The problem: For the word "BytesWarning", count the lines of the data that include it and give only the total.

Material for this exercise:

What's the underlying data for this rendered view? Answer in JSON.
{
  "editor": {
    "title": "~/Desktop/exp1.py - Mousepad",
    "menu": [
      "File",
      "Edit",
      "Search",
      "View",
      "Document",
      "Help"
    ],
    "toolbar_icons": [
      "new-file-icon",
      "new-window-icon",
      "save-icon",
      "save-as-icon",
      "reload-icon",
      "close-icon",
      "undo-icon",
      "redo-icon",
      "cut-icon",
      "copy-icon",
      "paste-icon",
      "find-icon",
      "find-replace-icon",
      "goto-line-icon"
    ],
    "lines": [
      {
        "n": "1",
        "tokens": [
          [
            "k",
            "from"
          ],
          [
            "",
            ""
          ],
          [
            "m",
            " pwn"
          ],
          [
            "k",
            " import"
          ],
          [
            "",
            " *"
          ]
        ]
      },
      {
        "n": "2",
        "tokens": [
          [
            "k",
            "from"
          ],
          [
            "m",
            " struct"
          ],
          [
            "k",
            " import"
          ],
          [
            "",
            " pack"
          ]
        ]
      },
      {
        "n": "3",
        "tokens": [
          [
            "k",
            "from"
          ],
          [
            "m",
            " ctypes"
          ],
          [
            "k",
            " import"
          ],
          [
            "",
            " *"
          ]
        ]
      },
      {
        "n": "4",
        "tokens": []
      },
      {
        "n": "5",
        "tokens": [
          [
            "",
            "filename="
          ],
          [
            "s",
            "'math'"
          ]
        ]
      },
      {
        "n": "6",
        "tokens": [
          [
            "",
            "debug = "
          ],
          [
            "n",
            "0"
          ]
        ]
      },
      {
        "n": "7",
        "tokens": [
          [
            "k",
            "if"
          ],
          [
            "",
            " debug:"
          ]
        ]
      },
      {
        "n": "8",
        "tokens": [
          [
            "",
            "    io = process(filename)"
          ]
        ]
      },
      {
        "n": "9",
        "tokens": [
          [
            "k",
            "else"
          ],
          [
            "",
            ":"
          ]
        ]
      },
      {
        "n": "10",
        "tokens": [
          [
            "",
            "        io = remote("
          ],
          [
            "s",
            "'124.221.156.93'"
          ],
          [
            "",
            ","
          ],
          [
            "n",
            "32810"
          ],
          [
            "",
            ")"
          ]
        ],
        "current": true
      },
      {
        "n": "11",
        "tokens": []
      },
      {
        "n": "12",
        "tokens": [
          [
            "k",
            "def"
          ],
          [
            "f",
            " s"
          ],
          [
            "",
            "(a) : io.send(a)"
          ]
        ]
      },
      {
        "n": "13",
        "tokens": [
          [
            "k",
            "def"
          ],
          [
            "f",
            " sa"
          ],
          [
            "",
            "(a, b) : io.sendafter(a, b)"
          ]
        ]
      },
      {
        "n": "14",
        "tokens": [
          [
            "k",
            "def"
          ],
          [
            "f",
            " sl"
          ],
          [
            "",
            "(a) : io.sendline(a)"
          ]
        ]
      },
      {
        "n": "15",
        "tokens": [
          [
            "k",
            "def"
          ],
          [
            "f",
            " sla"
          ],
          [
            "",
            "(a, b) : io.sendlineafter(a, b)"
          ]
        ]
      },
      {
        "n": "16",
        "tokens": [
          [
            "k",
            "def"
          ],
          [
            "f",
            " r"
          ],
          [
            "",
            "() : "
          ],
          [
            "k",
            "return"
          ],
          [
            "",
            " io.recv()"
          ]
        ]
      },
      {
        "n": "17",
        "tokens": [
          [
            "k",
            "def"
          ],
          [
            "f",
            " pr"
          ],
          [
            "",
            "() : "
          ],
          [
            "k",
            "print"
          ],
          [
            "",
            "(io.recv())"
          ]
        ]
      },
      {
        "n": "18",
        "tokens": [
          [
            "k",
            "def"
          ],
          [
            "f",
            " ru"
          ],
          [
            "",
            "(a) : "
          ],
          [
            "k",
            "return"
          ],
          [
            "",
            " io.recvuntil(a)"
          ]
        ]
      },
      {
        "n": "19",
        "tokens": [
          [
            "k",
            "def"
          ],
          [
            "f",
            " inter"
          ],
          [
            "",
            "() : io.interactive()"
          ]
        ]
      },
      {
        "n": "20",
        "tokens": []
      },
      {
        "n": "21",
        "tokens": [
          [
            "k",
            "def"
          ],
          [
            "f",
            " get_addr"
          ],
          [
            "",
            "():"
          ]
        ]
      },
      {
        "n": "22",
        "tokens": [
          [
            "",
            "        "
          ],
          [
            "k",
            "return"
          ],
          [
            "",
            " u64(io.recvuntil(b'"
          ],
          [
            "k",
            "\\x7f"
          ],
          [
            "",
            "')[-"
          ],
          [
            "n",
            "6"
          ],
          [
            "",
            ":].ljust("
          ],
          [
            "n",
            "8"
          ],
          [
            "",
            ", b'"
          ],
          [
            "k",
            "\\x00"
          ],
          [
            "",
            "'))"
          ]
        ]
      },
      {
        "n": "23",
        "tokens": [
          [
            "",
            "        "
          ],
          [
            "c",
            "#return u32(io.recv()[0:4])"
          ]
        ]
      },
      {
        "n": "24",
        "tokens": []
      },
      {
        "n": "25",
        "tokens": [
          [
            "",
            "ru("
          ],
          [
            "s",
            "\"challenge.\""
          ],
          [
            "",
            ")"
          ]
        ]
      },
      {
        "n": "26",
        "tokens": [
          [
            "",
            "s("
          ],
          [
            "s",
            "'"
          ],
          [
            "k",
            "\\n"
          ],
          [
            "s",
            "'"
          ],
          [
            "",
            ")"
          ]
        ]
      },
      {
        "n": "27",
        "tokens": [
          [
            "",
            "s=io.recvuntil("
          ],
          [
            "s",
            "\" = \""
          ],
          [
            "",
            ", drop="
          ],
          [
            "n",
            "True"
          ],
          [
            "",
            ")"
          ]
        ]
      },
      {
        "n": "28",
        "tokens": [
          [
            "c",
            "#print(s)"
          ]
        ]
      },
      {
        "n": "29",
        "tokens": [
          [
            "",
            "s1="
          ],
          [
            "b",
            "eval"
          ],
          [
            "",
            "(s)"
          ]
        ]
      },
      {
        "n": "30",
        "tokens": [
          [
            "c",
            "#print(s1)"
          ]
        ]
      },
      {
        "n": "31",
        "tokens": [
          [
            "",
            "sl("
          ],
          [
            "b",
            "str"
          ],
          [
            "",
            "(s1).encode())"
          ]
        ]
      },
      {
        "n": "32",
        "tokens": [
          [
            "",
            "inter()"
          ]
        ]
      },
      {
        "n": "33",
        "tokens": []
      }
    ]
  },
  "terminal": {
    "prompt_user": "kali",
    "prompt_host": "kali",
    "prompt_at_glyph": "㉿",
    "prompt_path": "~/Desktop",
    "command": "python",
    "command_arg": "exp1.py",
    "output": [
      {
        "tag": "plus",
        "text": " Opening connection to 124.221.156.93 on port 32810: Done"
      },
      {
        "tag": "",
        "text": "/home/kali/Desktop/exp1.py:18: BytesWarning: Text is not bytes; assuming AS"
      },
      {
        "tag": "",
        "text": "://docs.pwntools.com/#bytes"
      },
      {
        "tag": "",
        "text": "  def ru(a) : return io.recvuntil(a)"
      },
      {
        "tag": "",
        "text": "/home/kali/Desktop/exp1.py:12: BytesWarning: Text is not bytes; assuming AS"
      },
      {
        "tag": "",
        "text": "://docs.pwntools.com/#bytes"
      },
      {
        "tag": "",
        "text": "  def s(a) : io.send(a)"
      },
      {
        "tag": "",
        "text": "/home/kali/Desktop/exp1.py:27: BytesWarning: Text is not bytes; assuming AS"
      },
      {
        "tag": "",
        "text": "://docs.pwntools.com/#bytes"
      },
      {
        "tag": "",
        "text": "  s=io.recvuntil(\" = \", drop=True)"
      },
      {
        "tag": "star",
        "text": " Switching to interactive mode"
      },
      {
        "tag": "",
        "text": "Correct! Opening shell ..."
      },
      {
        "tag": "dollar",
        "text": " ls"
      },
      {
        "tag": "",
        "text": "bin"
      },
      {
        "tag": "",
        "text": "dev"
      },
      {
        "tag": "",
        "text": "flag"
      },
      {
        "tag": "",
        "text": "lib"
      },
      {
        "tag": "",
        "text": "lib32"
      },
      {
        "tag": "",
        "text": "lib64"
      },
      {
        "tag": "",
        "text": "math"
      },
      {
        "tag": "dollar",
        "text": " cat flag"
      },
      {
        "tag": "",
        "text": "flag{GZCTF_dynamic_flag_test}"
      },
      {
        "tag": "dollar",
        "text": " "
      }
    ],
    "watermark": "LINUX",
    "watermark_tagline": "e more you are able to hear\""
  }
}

Reply: 3